They laughed at me, refused to believe me and saw me simply as a junkie, one day when I attempted to go to the police again there was a young girl there, she wasn’t a British girl, but her English was ok.

We talked for a while and she told me that she had been trafficked into the UK, and that she had got away and had come to tell the police about her friends who were still trapped in that house.

I told her they never did anything, that I had come for a similar thing and every time had been ignored and turned away.

She must have thought me a liar, because when her turn came to talk to the police they were full of concern, and she was led through to a back room.

For me it was the same as it always was, I was told to stop wasting police time and sent on my way.

This is the reality still for thousands of British girls, yet all the news ever covers is those girls who are trafficked into the uk, don’t those of us born here matter at all.”

Star has escaped the horrors of that life, but lives a life of constant fear, and finds it hard to leave her home.

There are thousands of girls forced into prostitution in the UK every year. Red nose day aka comic relief, with the help of Eastender’s tried to highlight one side of this terrible reality, but there is still a much deeper and darker side, hidden away, in the streets of Britain.

So today I dedicate my post to the lost girls.

The one’s that are too often forgotten, and whose lives are lost at the hands of these evil men, all girls should matter not just those that are trafficked into the UK.

This post is dedicated to Fee, Sarah, Dotty, Lucy, Hannah, Becky, and all the other lost girls who lost their lives to young to brutal men.

If you see child abuse, report it, often a child who is being abused is a child who will later end up being forced into the sex trade.

If a child in your family is unhappy, becoming rebellious, or quite, talk to them, try your best to help and understand them, as they too could end up a lost girl.

Being a teen is not always easy, and although teenager’s problems may seem childish and unimportant in the scale of things, it can be huge for that child.

Weather it is your child, or a friends child, or even a neighbours child, someone taking the time to talk to them, and try their best to help them can save them from running away, or being taken in by a man who’s intentions are less than desirable.

Often if signs of unhappiness are spotted early enough, lives can be saved

Love and hugs joss. xxx


  1. What a tragic and chilling tale. I had no idea this problem exists like this in the UK which one would think is a civilized country, one that would investigate such crimes and do something to save these girls.

  2. to be fair to the police it is hard for them to trace these houses as usually the men who run them move girls around a lot in order to risk being caught.
    but still not enough is being done.

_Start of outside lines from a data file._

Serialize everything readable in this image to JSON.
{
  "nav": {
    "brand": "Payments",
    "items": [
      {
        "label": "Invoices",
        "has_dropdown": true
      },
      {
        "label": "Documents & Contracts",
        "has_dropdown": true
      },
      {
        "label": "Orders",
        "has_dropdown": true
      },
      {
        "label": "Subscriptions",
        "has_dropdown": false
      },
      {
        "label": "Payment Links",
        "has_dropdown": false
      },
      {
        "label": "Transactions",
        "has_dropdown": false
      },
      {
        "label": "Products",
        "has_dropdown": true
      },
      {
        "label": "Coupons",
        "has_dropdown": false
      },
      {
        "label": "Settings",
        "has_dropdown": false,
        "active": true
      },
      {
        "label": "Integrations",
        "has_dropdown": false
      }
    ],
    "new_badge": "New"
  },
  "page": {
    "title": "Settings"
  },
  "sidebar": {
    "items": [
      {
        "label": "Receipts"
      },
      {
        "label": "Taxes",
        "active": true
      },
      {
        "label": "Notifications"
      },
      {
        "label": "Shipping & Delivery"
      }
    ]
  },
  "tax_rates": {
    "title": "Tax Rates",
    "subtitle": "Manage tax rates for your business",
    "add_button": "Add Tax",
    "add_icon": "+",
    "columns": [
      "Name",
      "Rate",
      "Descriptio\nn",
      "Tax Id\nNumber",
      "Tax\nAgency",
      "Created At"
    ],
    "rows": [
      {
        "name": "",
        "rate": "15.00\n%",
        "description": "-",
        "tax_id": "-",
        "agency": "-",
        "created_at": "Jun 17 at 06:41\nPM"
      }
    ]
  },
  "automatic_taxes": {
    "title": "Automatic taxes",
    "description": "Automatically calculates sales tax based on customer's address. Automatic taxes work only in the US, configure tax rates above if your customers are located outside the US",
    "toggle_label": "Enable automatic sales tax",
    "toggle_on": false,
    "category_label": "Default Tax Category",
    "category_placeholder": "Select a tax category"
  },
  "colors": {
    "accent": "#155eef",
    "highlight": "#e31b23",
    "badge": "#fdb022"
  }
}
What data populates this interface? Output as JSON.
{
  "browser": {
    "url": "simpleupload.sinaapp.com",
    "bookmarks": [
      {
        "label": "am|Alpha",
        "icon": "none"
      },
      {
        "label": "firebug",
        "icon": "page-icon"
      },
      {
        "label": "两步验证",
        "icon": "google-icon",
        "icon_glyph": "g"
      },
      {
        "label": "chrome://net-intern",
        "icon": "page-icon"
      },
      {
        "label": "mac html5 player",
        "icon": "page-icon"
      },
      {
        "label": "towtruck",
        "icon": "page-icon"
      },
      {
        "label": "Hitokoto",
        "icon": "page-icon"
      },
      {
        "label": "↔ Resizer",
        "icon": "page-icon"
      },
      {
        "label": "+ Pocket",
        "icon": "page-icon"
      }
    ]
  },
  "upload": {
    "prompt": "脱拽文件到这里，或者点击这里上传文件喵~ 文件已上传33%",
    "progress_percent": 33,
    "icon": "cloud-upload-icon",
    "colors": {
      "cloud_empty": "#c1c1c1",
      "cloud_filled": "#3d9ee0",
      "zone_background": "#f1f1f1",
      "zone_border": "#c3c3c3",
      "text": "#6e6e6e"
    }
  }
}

  3. Wow, what an amazing story. I've watched documentaries on this and usually they focus on illegal immigrants who are bought in under false pretenses and end up being forced into brothels. This is the first, I've heard of young english girls being taken into these houses. Thank you for sharing your awareness here, definitely this story needs to be told.

  4. I was reading a story about this same problem in England just yesterday. And this is something that happens throughout the world. It's a sad story, but one that is important to be told.

    Tossing It Out

  5. from what i know and have read it seems the authoritys tried to hide the fact that it is happening to girls in their own countrys and try to push the focus on the poor girls who are trafficed in.
    and because of this the young british girls are completely forgotten. often making them a more appealing target to the guys that commit these crimes.
    it would also explain why so many run away girls seem to dissapear off the face of the earth.